* _INSTRUCTIONS TO FOLLOW_
For the material below, please count the lines containing "Talkers". Reply with the count alone.

* _MATERIAL PROVIDED_
______________________________
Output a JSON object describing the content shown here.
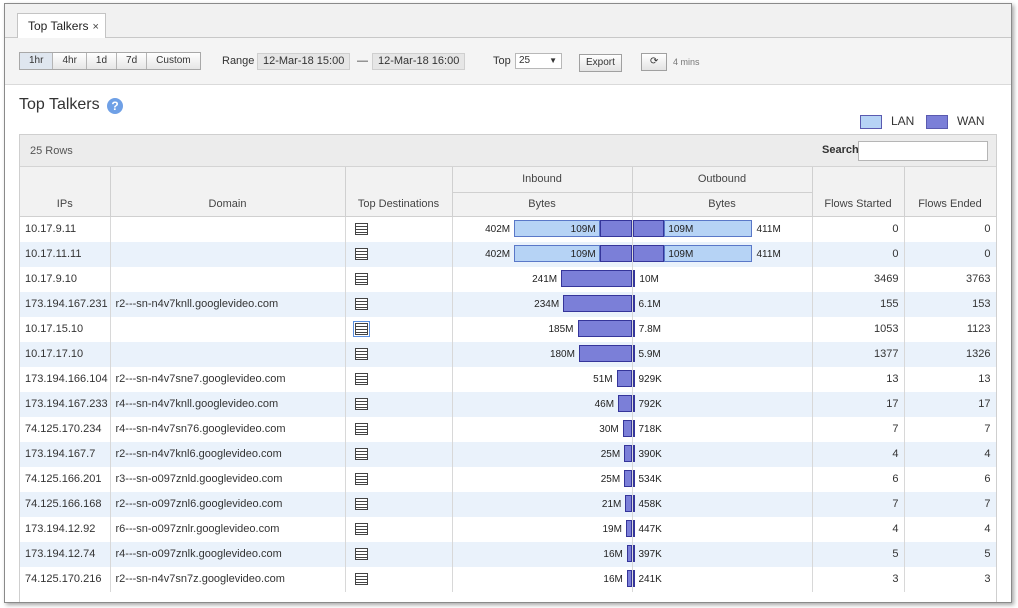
{
  "tab": {
    "label": "Top Talkers",
    "close": "×"
  },
  "toolbar": {
    "ranges": [
      "1hr",
      "4hr",
      "1d",
      "7d",
      "Custom"
    ],
    "range_label": "Range",
    "start": "12-Mar-18 15:00",
    "dash": "—",
    "end": "12-Mar-18 16:00",
    "top_label": "Top",
    "top_value": "25",
    "export_label": "Export",
    "refresh_icon": "⟳",
    "refresh_age": "4 mins"
  },
  "page": {
    "title": "Top Talkers",
    "help": "?"
  },
  "legend": {
    "lan_label": "LAN",
    "wan_label": "WAN",
    "lan_color": "#b6d3f5",
    "wan_color": "#7b7fd8"
  },
  "table": {
    "row_count": "25 Rows",
    "search_label": "Search",
    "headers": {
      "ips": "IPs",
      "domain": "Domain",
      "top_dest": "Top Destinations",
      "inbound": "Inbound",
      "outbound": "Outbound",
      "in_bytes": "Bytes",
      "out_bytes": "Bytes",
      "flows_started": "Flows Started",
      "flows_ended": "Flows Ended"
    },
    "rows": [
      {
        "ip": "10.17.9.11",
        "domain": "",
        "in_total": "402M",
        "in_wan": "109M",
        "in_total_v": 402,
        "in_wan_v": 109,
        "out_total": "411M",
        "out_wan": "109M",
        "out_total_v": 411,
        "out_wan_v": 109,
        "started": "0",
        "ended": "0"
      },
      {
        "ip": "10.17.11.11",
        "domain": "",
        "in_total": "402M",
        "in_wan": "109M",
        "in_total_v": 402,
        "in_wan_v": 109,
        "out_total": "411M",
        "out_wan": "109M",
        "out_total_v": 411,
        "out_wan_v": 109,
        "started": "0",
        "ended": "0"
      },
      {
        "ip": "10.17.9.10",
        "domain": "",
        "in_total": "241M",
        "in_total_v": 241,
        "out_total": "10M",
        "out_total_v": 10,
        "started": "3469",
        "ended": "3763"
      },
      {
        "ip": "173.194.167.231",
        "domain": "r2---sn-n4v7knll.googlevideo.com",
        "in_total": "234M",
        "in_total_v": 234,
        "out_total": "6.1M",
        "out_total_v": 6.1,
        "started": "155",
        "ended": "153"
      },
      {
        "ip": "10.17.15.10",
        "domain": "",
        "in_total": "185M",
        "in_total_v": 185,
        "out_total": "7.8M",
        "out_total_v": 7.8,
        "started": "1053",
        "ended": "1123",
        "selected": true
      },
      {
        "ip": "10.17.17.10",
        "domain": "",
        "in_total": "180M",
        "in_total_v": 180,
        "out_total": "5.9M",
        "out_total_v": 5.9,
        "started": "1377",
        "ended": "1326"
      },
      {
        "ip": "173.194.166.104",
        "domain": "r2---sn-n4v7sne7.googlevideo.com",
        "in_total": "51M",
        "in_total_v": 51,
        "out_total": "929K",
        "out_total_v": 0.93,
        "started": "13",
        "ended": "13"
      },
      {
        "ip": "173.194.167.233",
        "domain": "r4---sn-n4v7knll.googlevideo.com",
        "in_total": "46M",
        "in_total_v": 46,
        "out_total": "792K",
        "out_total_v": 0.79,
        "started": "17",
        "ended": "17"
      },
      {
        "ip": "74.125.170.234",
        "domain": "r4---sn-n4v7sn76.googlevideo.com",
        "in_total": "30M",
        "in_total_v": 30,
        "out_total": "718K",
        "out_total_v": 0.72,
        "started": "7",
        "ended": "7"
      },
      {
        "ip": "173.194.167.7",
        "domain": "r2---sn-n4v7knl6.googlevideo.com",
        "in_total": "25M",
        "in_total_v": 25,
        "out_total": "390K",
        "out_total_v": 0.39,
        "started": "4",
        "ended": "4"
      },
      {
        "ip": "74.125.166.201",
        "domain": "r3---sn-o097znld.googlevideo.com",
        "in_total": "25M",
        "in_total_v": 25,
        "out_total": "534K",
        "out_total_v": 0.53,
        "started": "6",
        "ended": "6"
      },
      {
        "ip": "74.125.166.168",
        "domain": "r2---sn-o097znl6.googlevideo.com",
        "in_total": "21M",
        "in_total_v": 21,
        "out_total": "458K",
        "out_total_v": 0.46,
        "started": "7",
        "ended": "7"
      },
      {
        "ip": "173.194.12.92",
        "domain": "r6---sn-o097znlr.googlevideo.com",
        "in_total": "19M",
        "in_total_v": 19,
        "out_total": "447K",
        "out_total_v": 0.45,
        "started": "4",
        "ended": "4"
      },
      {
        "ip": "173.194.12.74",
        "domain": "r4---sn-o097znlk.googlevideo.com",
        "in_total": "16M",
        "in_total_v": 16,
        "out_total": "397K",
        "out_total_v": 0.4,
        "started": "5",
        "ended": "5"
      },
      {
        "ip": "74.125.170.216",
        "domain": "r2---sn-n4v7sn7z.googlevideo.com",
        "in_total": "16M",
        "in_total_v": 16,
        "out_total": "241K",
        "out_total_v": 0.24,
        "started": "3",
        "ended": "3"
      }
    ]
  }
}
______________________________
* _SOLUTION TO THE EXERCISE_
2